Yesterday I was listening to an interview with the CEO of a well-known company. He referred to a book called Plan B. The book documents that many Silicon Valley firms have a history of pursuing their initial objectives with little success. Yet as they struggled forward they discover some pattern that causes them to redefine their work. They move to plan B. Often it is plan B that makes them successful.
He gave an example of a company that designed a product for use in homes. They began to notice that people were using the product in businesses. Because they were committed to plan A, they actually found the business people to be an annoyance. It took them three years to discover that the business users were a bigger potential market than the home users. They went to plan B and exploded into a highly successful company.
I often call this “building the bridge as you walk on it.” As I move forward, learning by faith, I feel vulnerable and I pay great attention to the feedback I receive. If I use the feedback to make adjustments and progress, it may lead me to the purpose I initially envisioned.

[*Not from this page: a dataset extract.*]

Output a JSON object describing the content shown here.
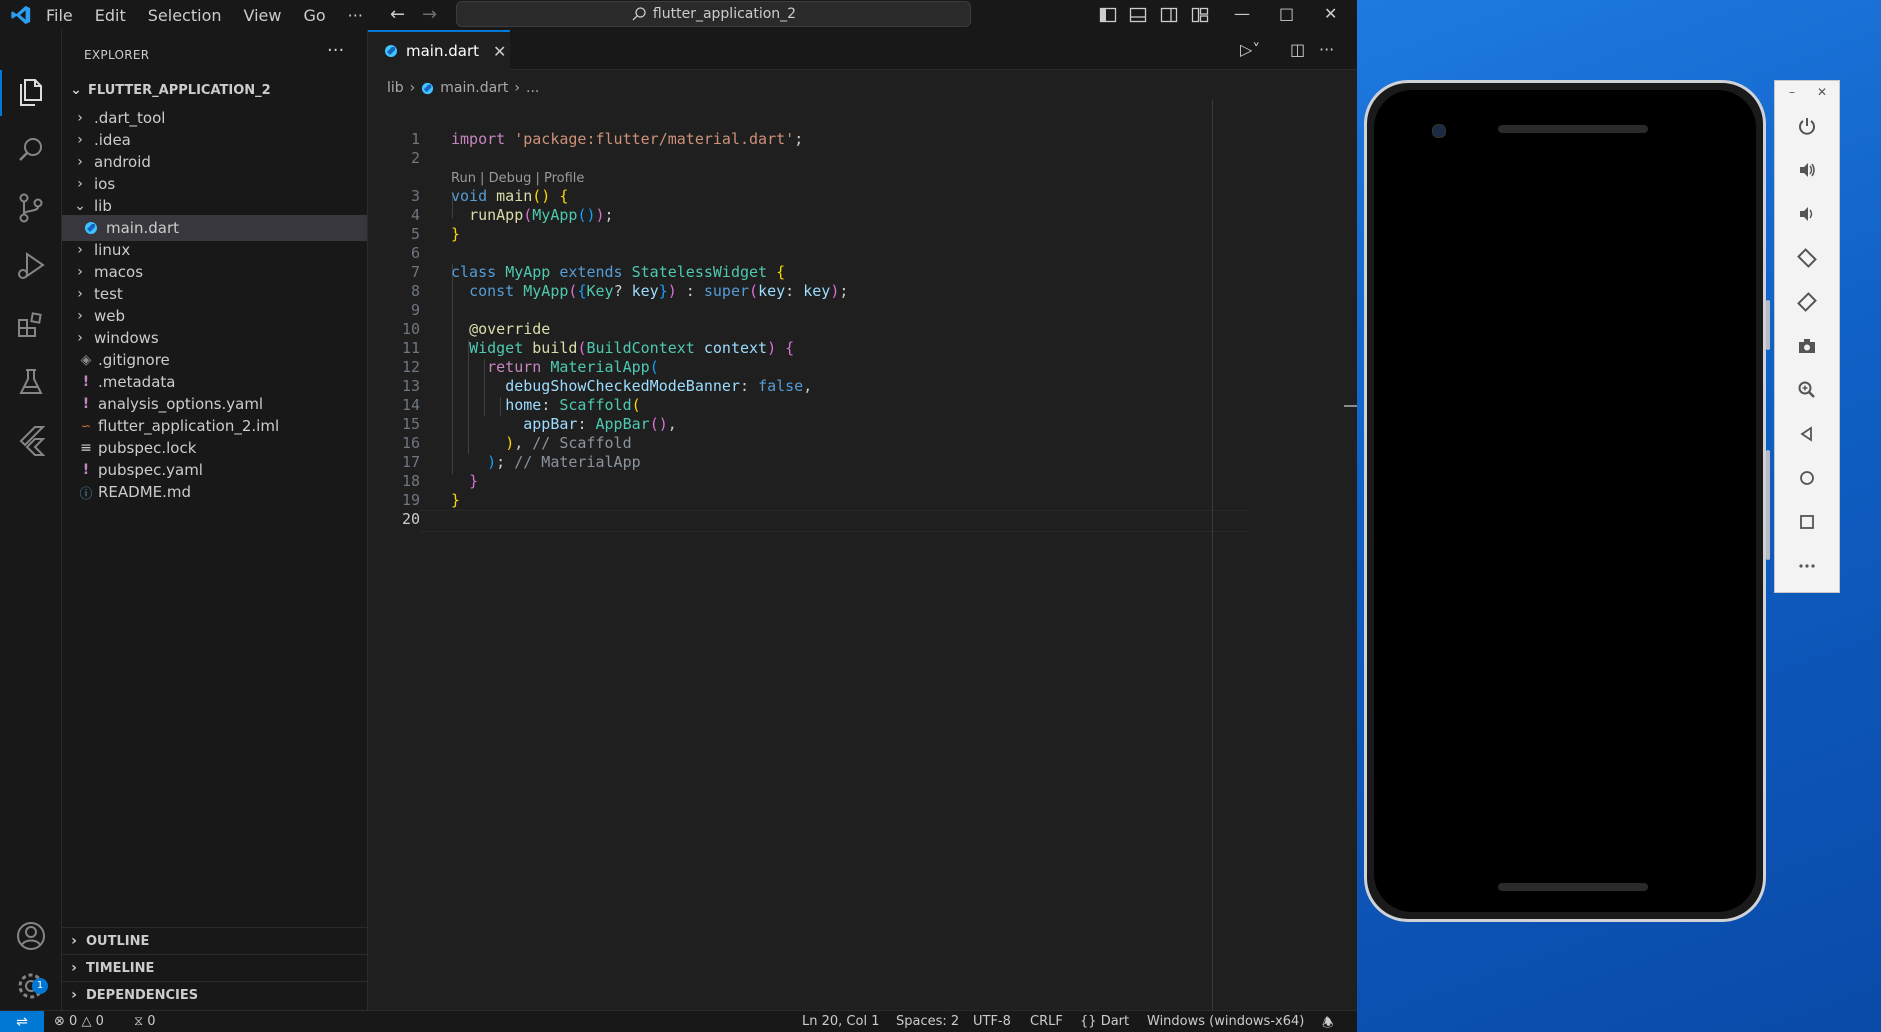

The plan B concept adds another dimension to the learning journey. In moving forward, my commitment to the original formulation of my purpose may blind me to opportunities that my journey is creating. When my awareness expands and I see the opportunity, I may select it. The selection may be a big shift in strategy or it may actually be a shift in purpose. My very identity is altered. Religious conversion is an example, post traumatic growth is another.
So having a purpose and pursuing it by faith gives me experiences. I may think they are bad experiences. If I cherish all my experiences and reflect on them deeply, they will begin to work for my good, because I will learn and grow.

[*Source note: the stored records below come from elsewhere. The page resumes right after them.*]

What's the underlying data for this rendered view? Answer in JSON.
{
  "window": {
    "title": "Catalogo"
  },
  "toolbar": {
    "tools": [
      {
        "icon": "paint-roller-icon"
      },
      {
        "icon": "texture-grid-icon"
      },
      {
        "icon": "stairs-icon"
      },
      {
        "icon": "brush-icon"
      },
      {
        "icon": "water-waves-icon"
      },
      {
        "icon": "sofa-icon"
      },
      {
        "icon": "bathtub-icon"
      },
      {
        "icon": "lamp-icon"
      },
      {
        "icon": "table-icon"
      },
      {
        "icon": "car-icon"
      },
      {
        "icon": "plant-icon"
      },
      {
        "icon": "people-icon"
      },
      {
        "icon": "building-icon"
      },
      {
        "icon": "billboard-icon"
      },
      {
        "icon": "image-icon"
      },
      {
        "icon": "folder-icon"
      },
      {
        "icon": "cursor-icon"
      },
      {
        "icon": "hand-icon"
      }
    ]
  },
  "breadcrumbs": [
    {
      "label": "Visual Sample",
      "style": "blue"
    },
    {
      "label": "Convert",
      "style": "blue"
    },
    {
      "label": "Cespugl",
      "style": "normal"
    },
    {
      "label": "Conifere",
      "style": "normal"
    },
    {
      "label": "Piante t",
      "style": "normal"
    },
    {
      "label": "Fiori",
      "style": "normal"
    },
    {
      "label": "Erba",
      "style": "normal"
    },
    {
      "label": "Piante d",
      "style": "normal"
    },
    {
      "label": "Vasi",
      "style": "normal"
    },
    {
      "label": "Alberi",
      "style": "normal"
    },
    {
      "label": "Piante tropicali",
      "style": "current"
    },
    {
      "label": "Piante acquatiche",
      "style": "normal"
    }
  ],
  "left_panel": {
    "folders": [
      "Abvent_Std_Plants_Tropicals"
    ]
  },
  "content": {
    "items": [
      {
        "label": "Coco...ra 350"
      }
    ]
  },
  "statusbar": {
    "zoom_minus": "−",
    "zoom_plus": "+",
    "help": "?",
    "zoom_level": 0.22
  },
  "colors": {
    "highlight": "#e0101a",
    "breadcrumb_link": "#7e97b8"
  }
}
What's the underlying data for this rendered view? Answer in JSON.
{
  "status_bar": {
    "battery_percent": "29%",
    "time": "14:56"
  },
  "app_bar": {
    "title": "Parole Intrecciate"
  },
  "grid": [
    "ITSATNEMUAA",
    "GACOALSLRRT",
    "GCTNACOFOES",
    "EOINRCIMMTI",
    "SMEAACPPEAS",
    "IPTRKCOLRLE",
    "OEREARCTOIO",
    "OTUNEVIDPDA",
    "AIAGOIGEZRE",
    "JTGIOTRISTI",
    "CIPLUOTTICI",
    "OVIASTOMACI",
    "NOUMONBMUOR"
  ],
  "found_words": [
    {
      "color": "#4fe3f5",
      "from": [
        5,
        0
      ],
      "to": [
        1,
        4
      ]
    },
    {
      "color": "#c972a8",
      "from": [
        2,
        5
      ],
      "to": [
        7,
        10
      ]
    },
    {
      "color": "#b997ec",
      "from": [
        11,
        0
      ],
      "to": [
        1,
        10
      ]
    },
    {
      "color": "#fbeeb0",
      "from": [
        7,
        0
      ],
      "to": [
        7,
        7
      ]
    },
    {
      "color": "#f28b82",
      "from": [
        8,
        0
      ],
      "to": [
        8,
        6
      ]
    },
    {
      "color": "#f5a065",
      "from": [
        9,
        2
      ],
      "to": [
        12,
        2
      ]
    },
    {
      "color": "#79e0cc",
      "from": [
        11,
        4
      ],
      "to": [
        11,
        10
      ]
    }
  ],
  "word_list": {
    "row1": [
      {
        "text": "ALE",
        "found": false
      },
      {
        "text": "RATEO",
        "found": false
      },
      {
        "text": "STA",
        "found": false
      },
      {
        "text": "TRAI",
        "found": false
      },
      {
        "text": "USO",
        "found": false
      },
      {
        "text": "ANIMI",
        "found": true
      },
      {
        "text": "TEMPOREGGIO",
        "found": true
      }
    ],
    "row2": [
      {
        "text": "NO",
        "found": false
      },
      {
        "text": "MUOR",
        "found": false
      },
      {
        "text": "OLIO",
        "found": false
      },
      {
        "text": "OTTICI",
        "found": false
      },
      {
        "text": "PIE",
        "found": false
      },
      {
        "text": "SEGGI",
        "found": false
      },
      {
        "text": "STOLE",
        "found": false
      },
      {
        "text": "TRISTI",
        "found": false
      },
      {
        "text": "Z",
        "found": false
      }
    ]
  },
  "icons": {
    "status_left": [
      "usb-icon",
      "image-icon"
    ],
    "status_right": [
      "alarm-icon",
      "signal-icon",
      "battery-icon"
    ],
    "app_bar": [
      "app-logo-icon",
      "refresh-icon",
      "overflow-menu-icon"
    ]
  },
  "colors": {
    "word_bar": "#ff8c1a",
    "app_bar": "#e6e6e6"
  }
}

It begins to become clear, that having experiences and reflecting on them with appreciation, is the integration of faith and learning. It is the motor of progression. When we are learning in real time is when we are most alive.